Problem requirements. Copy out all lines in the material below that contain the string "company".

Data section.
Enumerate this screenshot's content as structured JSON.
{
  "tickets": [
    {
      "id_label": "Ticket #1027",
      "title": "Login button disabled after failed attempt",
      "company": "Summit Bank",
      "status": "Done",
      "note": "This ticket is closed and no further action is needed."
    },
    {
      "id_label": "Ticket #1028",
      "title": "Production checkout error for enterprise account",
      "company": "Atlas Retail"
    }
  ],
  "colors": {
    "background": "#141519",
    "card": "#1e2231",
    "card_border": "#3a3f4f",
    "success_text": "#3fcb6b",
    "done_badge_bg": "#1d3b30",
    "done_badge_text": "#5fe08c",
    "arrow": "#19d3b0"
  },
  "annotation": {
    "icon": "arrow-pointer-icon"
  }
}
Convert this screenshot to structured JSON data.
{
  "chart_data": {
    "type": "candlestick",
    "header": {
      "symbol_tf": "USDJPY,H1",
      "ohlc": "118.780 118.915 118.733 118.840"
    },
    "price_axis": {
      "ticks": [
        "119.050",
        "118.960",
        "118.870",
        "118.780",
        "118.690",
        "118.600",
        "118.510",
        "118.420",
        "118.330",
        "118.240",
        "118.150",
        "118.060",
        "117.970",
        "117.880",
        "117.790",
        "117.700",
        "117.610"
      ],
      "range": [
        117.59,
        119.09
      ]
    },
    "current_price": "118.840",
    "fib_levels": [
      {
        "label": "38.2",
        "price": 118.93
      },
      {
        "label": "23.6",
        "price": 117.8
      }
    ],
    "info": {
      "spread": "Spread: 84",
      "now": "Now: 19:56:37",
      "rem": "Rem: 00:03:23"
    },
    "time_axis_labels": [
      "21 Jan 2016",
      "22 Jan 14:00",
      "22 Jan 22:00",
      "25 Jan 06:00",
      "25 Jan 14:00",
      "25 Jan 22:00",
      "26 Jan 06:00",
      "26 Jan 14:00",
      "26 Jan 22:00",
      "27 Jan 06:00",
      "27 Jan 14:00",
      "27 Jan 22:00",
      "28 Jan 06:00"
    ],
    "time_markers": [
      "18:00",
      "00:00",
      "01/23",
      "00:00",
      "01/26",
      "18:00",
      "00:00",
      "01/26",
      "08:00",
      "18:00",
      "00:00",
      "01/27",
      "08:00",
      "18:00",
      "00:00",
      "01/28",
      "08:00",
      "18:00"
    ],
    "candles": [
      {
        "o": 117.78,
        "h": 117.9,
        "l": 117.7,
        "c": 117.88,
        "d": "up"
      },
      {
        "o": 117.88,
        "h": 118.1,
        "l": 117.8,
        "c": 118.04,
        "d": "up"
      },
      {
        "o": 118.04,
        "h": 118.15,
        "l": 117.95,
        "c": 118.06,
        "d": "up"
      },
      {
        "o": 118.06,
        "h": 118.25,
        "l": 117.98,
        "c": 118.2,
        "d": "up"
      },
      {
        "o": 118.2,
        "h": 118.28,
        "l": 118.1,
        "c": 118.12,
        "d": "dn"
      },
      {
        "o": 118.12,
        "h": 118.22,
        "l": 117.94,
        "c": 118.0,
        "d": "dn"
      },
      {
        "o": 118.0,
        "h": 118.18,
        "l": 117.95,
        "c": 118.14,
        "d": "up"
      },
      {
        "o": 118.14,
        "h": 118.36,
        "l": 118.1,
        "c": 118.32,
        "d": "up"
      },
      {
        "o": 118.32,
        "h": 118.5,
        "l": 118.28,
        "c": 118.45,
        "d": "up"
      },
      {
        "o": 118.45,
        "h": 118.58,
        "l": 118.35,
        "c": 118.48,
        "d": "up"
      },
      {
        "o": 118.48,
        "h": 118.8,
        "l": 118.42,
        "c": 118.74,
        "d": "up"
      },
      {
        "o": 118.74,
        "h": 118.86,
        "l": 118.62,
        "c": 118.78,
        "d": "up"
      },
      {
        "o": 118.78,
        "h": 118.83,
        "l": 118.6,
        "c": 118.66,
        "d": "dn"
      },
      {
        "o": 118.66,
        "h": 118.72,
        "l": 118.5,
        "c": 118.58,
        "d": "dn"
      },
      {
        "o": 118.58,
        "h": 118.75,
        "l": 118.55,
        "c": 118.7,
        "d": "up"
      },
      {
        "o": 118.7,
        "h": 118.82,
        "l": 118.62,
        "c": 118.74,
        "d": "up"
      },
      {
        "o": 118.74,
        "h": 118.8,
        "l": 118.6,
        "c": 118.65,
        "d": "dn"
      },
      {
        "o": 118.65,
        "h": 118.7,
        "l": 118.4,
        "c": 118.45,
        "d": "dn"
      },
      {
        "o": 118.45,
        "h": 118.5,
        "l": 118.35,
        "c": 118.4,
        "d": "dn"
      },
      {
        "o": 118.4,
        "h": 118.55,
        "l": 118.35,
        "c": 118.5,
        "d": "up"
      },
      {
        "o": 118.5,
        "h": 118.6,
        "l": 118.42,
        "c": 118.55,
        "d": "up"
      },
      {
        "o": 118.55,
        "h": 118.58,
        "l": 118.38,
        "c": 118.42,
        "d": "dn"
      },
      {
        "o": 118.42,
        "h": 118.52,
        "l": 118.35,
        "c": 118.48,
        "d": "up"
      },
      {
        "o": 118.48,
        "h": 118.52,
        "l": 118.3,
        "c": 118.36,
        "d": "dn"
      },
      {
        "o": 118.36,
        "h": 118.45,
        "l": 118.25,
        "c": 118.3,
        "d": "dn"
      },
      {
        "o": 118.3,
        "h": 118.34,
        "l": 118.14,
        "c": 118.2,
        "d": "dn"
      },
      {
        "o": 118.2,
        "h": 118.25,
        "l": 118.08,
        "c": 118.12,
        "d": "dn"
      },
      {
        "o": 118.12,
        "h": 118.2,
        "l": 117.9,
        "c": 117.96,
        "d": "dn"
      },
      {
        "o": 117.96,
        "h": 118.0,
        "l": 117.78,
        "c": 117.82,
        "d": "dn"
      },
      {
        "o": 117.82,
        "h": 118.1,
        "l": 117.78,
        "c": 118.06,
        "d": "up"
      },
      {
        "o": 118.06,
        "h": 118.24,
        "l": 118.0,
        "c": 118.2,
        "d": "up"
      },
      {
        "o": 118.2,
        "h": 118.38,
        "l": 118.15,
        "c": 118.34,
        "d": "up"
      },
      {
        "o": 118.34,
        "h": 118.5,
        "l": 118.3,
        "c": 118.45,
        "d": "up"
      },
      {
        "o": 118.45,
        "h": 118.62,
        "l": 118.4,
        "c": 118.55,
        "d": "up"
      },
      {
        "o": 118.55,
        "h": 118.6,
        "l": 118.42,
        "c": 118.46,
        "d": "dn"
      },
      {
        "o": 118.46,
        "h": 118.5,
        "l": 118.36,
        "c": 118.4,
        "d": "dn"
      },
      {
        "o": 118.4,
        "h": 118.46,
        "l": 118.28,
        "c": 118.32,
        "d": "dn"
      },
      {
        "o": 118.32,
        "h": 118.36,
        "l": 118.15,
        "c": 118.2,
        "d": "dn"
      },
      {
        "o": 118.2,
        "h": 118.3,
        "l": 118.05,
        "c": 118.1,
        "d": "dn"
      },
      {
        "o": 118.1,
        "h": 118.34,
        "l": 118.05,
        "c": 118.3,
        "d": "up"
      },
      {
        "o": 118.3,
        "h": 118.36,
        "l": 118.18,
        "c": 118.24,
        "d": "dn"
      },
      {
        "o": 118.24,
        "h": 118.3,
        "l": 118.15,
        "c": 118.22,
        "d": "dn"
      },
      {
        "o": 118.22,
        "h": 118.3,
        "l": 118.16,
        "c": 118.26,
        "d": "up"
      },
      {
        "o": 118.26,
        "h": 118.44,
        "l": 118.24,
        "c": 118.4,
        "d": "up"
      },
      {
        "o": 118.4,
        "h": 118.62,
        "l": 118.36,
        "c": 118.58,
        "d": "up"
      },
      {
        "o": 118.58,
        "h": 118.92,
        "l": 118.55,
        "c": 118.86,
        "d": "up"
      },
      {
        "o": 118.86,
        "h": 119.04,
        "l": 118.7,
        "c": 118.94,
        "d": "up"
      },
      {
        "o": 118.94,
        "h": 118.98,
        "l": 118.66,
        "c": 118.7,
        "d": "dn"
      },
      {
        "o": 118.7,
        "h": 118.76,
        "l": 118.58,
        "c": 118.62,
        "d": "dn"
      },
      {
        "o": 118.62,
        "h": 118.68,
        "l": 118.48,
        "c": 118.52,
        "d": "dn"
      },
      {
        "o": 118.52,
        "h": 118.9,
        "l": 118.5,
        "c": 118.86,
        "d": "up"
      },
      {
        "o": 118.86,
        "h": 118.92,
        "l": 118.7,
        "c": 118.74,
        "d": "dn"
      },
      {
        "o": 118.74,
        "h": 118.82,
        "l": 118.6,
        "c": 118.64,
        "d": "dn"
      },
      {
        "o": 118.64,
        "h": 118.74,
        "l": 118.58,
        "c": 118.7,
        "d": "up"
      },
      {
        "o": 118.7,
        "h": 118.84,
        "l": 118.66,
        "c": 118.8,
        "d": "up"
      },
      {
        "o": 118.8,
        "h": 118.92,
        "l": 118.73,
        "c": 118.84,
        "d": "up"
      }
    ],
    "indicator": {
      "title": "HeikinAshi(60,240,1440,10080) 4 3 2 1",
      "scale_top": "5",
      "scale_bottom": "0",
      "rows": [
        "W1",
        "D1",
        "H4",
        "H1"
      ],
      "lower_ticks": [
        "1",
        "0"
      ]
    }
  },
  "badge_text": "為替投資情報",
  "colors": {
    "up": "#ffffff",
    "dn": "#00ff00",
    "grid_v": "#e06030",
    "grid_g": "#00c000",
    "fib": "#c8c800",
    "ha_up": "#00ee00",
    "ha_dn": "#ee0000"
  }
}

Exercise solution.
      "company": "Summit Bank",
      "company": "Atlas Retail"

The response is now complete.